  15. 15. AMI Demo http://www.mdpi.com/2218-1989/2/1/39/pdf https://bitbucket.org/AndyHowlett/ami2-poc ami2-poc -i example -v org.xmlcml.xhtml2stm.visitor.chem.ChemVisitor May take time to start if not connected to web Output in ./example/target/output/reactionsexample Look at: image.g.1.4.svg.reaction0.cml in Avogadro
  16. 16. NEW Bacteria must have a phylogenetic tree Note Jaggy and broken pixels Length Weight _________ Binomial Name Culture/Strain GENBANK ID Evolution Rate
  17. 17. Thinning Topology https://blogs.ch.cam.ac.uk/pmr/2014/06/25/content-mining-we-can-now-mine- images-of-phylogenetic-trees-and-more/ for story of extraction Serialization Newick
  18. 18. Display your own tree • Cut and paste… • ((n122,((n121,n205),((n39,(n84,((((n35,n98),n191),n22),n17))),((n10,n182) ,((((n232,n76),n68),(n109,n30)),(n73,(n106,n58))))))),((((((n103,n86),(n218 ,(n215,n157))),((n164,n143),((n190,((n108,n177),(n192,n220))),((n233,n18 7),n41)))),((((n59,n184),((n134,n200),(n137,(n212,((n92,n209),n29))))),(n8 8,(n102,n161))),((((n70,n140),(n18,n188)),(n49,((n123,n132),(n219,n198)) )),(((n37,(n65,n46)),(n135,(n11,(n113,n142)))),(n210,((n69,(n216,n36)),(n2 31,n160))))))),(((n107,n43),((n149,n199),n74)),(((n101,(n19,n54)),n96),(n7, ((n139,n5),((n170,(n25,n75)),(n146,(n154,(n194,(((n14,n116),n112),(n126, n222))))))))))),(((((n165,(n168,n128)),n129),((n114,n181),(n48,n118))),((n1 58,(n91,(n33,n213))),(n87,n235))),((n197,(n175,n117)),(n196,((n171,(n163 ,n227)),((n53,n131),n159))))))); • View with http://www.unc.edu/~bdmorris/treelib-js/demo.html or • http://www.trex.uqam.ca/index.php?action=newick&project=trex

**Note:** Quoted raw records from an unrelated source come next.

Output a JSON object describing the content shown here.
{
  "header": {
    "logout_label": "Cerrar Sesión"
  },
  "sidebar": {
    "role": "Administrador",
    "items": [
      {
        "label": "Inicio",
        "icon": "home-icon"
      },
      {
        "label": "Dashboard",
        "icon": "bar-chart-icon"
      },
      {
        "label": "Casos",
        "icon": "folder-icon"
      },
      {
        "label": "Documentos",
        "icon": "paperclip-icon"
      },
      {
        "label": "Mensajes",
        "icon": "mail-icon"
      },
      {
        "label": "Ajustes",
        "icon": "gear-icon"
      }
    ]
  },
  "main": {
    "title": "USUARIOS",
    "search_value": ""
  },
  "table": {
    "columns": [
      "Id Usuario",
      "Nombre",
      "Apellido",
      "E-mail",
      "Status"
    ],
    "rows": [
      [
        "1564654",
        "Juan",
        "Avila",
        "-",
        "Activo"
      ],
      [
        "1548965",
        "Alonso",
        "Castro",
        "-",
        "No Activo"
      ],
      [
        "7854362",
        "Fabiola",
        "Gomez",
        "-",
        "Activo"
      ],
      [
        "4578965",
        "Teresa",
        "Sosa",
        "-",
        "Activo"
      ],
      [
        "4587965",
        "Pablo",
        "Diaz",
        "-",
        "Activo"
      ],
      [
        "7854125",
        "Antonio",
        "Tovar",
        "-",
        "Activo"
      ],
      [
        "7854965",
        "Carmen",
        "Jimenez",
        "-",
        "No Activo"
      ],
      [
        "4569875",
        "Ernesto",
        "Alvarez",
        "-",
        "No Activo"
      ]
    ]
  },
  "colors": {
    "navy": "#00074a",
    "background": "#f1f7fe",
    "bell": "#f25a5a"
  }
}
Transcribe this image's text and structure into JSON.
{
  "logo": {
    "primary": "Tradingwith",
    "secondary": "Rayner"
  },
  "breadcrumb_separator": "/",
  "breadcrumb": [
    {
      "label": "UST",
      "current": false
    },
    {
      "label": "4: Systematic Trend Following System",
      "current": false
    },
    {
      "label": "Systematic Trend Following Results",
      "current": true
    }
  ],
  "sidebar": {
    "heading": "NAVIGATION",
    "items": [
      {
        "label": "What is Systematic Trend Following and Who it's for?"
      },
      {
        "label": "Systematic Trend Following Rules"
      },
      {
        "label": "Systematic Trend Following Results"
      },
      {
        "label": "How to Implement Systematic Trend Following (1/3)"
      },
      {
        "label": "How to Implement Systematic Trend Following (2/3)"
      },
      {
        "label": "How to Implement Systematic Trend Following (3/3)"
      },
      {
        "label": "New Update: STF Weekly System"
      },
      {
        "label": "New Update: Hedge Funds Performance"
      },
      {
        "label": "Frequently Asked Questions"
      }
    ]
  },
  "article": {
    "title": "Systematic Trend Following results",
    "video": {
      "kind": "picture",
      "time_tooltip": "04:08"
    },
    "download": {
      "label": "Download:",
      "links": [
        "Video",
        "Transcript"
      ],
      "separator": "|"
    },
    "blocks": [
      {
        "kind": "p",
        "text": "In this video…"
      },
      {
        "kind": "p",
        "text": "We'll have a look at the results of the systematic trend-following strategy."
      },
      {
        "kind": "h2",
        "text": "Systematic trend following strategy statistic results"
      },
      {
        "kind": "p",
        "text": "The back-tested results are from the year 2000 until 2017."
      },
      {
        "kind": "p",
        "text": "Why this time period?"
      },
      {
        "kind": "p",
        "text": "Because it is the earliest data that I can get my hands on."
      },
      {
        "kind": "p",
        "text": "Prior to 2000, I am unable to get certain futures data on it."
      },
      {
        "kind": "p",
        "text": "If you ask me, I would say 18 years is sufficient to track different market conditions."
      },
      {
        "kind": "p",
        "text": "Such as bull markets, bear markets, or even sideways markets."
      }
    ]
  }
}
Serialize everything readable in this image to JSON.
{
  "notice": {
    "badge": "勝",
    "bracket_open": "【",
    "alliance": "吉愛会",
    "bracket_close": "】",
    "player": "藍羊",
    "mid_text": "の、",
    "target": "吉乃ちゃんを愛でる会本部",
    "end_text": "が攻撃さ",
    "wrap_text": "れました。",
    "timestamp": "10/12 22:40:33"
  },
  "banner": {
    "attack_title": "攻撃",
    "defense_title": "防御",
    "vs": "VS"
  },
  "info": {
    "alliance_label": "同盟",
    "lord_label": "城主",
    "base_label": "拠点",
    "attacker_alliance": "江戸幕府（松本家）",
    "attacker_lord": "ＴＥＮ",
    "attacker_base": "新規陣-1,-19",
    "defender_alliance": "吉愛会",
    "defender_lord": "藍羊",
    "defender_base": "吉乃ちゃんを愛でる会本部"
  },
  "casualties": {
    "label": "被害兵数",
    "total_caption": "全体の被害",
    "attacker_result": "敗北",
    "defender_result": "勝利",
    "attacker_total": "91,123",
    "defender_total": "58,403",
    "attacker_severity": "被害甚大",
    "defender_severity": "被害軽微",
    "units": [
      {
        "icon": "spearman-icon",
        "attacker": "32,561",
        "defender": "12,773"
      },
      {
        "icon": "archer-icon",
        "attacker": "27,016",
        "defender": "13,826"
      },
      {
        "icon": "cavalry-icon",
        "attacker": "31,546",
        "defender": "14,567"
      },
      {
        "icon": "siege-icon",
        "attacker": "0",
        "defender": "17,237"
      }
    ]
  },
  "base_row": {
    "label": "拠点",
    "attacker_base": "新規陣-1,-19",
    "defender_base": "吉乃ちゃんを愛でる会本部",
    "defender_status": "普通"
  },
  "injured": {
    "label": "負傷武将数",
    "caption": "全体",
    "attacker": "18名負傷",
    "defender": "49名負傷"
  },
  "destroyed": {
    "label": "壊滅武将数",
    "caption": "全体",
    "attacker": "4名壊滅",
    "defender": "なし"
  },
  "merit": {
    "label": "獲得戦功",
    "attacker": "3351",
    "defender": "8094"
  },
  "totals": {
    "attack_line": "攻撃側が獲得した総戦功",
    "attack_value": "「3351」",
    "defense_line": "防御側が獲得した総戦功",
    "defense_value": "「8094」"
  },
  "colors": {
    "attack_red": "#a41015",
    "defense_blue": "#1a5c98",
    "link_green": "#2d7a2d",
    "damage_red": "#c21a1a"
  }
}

  19. 19. Questions and comments • Technical and/or scientific, please • Politics can wait till Charles Oppenheim presentation Thanks: • Andy Howlett, Dept Chemistry, Cambridge • Mark Williamson, Dept Chemistry, Cambridge • Ross Mounce, Biology, University of Bath

×